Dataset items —
● ● ● ● ●
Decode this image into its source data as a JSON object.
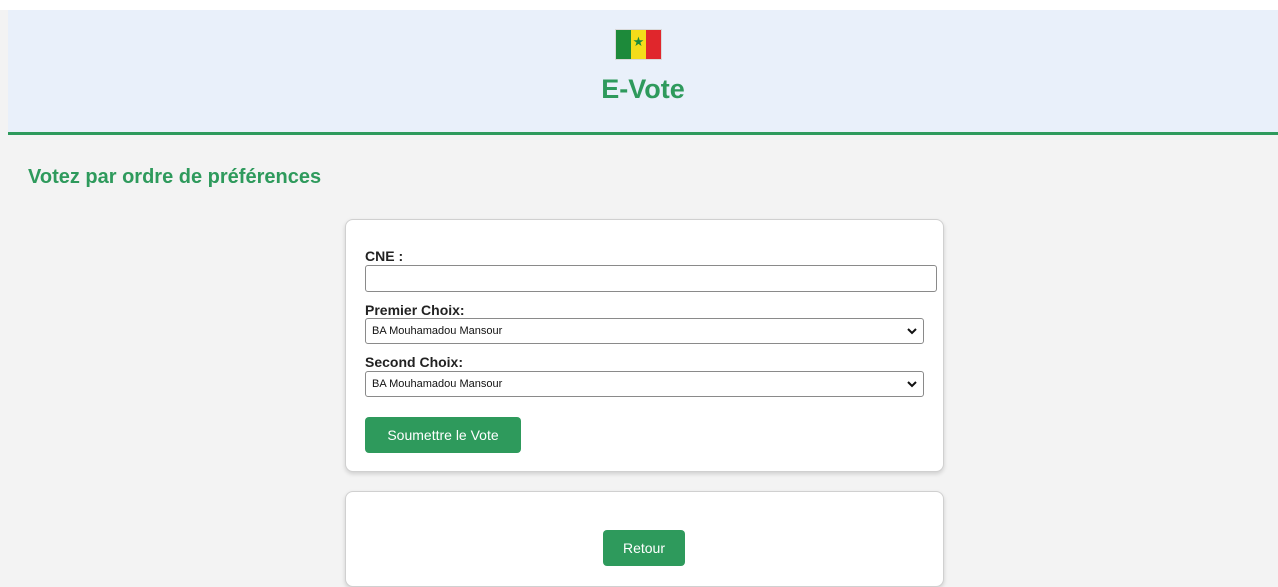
{
  "header": {
    "flag_icon": "senegal-flag",
    "flag_star": "★",
    "title": "E-Vote"
  },
  "page": {
    "heading": "Votez par ordre de préférences"
  },
  "form": {
    "cne_label": "CNE :",
    "cne_value": "",
    "first_choice_label": "Premier Choix:",
    "first_choice_value": "BA Mouhamadou Mansour",
    "second_choice_label": "Second Choix:",
    "second_choice_value": "BA Mouhamadou Mansour",
    "submit_label": "Soumettre le Vote"
  },
  "back": {
    "label": "Retour"
  },
  "colors": {
    "accent": "#2e9a5c",
    "header_bg": "#e9f0fa",
    "page_bg": "#f3f3f3"
  }
}
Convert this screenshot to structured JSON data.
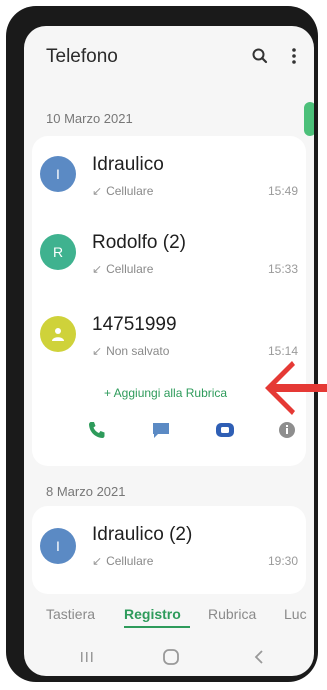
{
  "app_title": "Telefono",
  "header": {
    "search_icon": "search-icon",
    "more_icon": "more-vert-icon"
  },
  "groups": [
    {
      "date": "10 Marzo 2021",
      "calls": [
        {
          "initial": "I",
          "name": "Idraulico",
          "type": "Cellulare",
          "time": "15:49",
          "avatar_color": "#5b8ac4"
        },
        {
          "initial": "R",
          "name": "Rodolfo (2)",
          "type": "Cellulare",
          "time": "15:33",
          "avatar_color": "#3fb28f"
        },
        {
          "initial": "",
          "name": "14751999",
          "type": "Non salvato",
          "time": "15:14",
          "avatar_color": "#cfd23a"
        }
      ],
      "add_contact": "+ Aggiungi alla Rubrica"
    },
    {
      "date": "8 Marzo 2021",
      "calls": [
        {
          "initial": "I",
          "name": "Idraulico (2)",
          "type": "Cellulare",
          "time": "19:30",
          "avatar_color": "#5b8ac4"
        }
      ]
    }
  ],
  "tabs": [
    "Tastiera",
    "Registro",
    "Rubrica",
    "Luc"
  ],
  "active_tab": "Registro",
  "colors": {
    "accent": "#2e9b5b",
    "arrow": "#e53935"
  }
}
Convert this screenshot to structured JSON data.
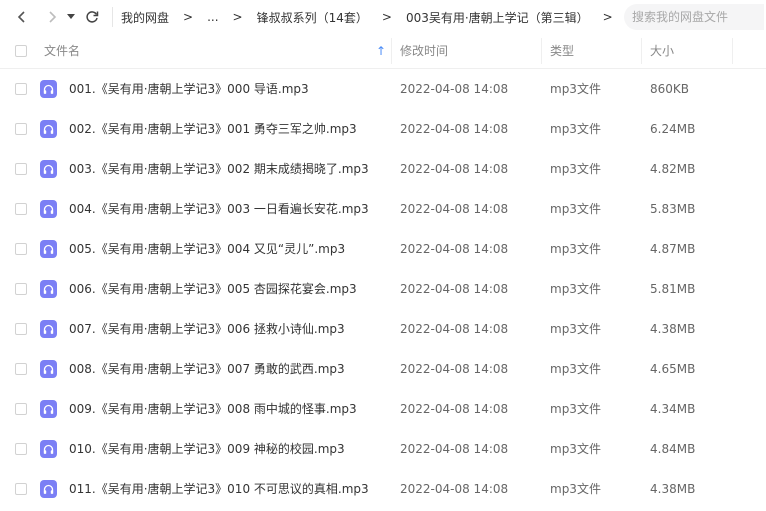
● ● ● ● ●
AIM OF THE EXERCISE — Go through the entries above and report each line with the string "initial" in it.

SOLUTION TO THIS PROBLEM —
          "initial": "I",
          "initial": "R",
          "initial": "",
          "initial": "I",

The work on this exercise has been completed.